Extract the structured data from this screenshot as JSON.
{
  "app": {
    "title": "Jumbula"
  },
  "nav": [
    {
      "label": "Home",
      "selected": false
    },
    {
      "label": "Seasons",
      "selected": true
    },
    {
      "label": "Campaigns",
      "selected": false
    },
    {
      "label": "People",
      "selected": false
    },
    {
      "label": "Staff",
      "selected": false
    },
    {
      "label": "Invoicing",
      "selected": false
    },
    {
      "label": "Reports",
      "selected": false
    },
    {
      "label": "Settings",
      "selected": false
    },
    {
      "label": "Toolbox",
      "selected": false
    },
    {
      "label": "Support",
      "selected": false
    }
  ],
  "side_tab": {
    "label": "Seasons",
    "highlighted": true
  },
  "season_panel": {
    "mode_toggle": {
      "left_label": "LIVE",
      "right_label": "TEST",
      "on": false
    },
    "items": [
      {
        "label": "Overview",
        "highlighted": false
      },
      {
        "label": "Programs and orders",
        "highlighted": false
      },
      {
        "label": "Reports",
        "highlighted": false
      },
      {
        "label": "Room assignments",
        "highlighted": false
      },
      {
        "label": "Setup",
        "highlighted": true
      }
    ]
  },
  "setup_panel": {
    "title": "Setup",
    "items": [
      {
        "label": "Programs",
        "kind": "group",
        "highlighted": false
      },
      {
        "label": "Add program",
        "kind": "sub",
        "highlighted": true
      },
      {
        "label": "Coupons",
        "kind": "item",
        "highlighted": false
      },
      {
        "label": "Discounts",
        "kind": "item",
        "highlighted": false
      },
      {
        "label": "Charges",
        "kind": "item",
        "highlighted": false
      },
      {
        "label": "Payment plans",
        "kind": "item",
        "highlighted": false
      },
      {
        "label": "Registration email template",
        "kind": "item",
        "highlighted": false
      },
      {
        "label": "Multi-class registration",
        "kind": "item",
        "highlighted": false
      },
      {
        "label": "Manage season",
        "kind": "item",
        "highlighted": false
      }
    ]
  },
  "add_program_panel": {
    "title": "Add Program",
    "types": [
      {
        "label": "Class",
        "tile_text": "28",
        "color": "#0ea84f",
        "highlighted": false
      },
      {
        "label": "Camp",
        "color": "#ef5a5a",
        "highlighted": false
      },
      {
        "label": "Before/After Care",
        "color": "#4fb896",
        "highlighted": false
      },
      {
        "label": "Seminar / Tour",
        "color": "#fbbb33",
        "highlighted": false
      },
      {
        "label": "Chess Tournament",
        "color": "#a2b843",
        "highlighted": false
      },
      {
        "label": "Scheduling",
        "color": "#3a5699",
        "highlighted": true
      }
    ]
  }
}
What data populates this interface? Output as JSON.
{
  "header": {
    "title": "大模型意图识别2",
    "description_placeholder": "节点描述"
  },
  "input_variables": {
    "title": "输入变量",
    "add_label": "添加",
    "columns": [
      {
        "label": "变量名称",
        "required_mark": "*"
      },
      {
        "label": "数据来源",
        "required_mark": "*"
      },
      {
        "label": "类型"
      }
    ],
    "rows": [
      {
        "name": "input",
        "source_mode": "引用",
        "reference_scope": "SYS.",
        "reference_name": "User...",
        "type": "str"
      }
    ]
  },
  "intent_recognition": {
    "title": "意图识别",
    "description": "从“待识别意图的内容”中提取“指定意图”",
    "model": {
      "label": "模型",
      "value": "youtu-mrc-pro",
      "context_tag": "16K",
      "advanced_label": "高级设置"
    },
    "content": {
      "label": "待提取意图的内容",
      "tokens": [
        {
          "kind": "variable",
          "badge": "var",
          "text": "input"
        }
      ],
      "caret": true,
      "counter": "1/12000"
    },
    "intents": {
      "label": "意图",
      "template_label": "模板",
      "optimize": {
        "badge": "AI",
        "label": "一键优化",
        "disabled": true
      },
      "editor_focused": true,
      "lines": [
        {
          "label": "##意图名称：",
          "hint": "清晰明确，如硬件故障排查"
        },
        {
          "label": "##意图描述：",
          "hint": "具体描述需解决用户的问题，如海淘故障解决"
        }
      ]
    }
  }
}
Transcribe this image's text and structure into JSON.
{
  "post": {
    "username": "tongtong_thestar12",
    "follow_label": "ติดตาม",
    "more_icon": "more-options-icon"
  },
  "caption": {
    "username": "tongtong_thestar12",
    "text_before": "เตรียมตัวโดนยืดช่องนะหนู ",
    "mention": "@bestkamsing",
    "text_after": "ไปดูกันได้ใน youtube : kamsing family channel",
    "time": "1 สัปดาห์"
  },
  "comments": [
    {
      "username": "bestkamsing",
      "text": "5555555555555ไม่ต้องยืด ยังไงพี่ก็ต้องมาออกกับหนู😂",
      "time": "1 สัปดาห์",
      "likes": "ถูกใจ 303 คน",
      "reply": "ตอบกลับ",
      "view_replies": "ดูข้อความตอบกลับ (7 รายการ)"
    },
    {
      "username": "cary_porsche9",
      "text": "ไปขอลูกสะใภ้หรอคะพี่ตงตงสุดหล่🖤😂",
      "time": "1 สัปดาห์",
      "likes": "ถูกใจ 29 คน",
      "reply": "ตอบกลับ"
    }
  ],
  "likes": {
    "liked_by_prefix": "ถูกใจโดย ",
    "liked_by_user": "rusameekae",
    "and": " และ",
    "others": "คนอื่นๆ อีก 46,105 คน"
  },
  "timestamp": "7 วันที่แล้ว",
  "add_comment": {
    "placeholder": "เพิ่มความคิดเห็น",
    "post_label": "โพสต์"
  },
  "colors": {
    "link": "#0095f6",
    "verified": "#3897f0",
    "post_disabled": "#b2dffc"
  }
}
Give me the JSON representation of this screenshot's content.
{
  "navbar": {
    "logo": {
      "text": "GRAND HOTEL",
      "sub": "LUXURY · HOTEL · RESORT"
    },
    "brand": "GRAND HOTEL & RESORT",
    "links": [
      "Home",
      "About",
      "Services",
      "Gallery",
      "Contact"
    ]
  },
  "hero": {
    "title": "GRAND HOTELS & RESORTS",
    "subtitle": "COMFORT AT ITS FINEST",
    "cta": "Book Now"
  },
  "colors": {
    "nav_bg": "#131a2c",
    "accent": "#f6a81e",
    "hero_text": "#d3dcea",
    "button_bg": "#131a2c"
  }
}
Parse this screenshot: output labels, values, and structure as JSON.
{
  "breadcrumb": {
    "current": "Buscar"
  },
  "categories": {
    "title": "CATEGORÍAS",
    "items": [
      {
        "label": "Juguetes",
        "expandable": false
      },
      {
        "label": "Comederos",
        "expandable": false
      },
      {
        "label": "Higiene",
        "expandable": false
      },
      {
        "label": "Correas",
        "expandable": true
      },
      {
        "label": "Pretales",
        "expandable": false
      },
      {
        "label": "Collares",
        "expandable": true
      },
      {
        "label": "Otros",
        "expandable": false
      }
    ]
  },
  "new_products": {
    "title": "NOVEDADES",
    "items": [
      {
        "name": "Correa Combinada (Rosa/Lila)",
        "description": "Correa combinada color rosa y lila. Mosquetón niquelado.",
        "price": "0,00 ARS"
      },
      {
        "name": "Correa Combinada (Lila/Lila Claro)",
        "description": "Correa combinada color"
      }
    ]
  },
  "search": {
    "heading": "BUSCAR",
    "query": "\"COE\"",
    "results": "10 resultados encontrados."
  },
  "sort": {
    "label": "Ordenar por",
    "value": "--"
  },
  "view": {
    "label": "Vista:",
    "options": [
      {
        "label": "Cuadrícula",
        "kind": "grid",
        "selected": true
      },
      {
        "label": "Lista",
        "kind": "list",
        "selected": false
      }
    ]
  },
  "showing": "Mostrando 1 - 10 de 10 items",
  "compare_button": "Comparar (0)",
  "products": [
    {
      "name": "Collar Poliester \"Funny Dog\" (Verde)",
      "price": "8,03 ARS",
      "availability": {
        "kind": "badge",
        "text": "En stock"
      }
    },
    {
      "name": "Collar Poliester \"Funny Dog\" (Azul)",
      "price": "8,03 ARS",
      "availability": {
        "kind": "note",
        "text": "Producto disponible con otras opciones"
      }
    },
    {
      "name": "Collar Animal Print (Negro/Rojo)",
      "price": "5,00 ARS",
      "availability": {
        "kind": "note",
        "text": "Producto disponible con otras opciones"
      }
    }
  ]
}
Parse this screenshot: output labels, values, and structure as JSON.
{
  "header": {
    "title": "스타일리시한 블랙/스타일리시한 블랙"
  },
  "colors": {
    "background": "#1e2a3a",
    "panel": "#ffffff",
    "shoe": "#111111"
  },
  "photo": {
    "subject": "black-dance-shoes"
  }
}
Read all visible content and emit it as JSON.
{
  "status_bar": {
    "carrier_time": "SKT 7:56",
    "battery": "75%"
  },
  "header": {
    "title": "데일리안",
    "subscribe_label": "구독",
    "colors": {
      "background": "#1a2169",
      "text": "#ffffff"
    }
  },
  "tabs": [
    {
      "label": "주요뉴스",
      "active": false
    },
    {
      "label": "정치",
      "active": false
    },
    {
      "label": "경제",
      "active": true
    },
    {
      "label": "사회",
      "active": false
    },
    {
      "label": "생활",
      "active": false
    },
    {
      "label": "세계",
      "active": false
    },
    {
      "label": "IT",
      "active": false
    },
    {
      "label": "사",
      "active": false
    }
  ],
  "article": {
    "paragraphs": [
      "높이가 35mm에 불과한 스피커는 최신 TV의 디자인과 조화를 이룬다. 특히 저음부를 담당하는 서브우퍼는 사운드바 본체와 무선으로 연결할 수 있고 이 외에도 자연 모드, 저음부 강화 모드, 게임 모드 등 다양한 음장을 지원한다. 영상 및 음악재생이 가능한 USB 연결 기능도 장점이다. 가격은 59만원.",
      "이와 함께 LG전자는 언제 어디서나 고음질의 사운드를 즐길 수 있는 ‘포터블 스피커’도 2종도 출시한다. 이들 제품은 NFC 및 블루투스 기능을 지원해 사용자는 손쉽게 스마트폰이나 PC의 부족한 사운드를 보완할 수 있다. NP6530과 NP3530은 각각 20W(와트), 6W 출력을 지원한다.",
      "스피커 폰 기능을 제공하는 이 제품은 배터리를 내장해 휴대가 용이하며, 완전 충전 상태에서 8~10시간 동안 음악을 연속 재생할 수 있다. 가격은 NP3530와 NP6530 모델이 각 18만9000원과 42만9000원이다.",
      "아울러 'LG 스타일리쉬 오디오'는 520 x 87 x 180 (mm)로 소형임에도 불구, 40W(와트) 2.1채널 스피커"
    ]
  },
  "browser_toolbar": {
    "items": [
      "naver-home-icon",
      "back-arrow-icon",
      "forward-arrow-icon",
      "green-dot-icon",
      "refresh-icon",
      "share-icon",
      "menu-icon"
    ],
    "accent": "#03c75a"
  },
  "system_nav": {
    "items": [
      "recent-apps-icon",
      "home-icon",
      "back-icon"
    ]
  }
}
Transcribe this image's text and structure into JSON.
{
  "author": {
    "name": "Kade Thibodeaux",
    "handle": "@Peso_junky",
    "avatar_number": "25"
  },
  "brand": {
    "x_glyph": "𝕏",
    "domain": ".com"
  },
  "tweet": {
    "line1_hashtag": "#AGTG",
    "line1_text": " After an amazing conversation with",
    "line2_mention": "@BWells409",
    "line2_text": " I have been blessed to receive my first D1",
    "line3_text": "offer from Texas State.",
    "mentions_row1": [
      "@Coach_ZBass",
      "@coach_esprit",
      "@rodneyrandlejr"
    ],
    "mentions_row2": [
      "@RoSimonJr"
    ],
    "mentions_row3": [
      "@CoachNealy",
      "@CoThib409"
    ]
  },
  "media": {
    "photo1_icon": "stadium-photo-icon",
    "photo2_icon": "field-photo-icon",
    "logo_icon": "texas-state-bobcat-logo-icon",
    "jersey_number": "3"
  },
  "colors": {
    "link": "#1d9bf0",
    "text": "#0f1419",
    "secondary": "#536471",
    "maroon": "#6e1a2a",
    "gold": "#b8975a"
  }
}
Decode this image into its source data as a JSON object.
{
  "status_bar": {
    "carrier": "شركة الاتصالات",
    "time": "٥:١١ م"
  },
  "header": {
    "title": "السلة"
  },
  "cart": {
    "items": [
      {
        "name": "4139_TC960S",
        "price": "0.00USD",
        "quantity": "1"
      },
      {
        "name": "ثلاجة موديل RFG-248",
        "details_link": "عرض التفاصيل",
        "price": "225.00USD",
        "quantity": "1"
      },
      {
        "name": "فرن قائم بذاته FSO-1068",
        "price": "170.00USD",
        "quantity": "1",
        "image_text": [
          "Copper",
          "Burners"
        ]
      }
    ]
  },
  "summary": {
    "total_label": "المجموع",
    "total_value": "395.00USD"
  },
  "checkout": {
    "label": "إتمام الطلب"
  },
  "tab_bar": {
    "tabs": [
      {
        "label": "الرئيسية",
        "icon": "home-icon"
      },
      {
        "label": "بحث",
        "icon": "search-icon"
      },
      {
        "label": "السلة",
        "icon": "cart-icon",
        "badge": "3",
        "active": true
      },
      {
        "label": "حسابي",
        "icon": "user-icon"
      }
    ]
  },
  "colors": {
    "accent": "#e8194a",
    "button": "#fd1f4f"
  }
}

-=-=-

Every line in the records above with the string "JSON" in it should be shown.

Extract the structured data from this screenshot as JSON.
What data populates this interface? Output as JSON.
Transcribe this image's text and structure into JSON.
Give me the JSON representation of this screenshot's content.
Parse this screenshot: output labels, values, and structure as JSON.
Parse this screenshot: output labels, values, and structure as JSON.
Read all visible content and emit it as JSON.
Transcribe this image's text and structure into JSON.
Decode this image into its source data as a JSON object.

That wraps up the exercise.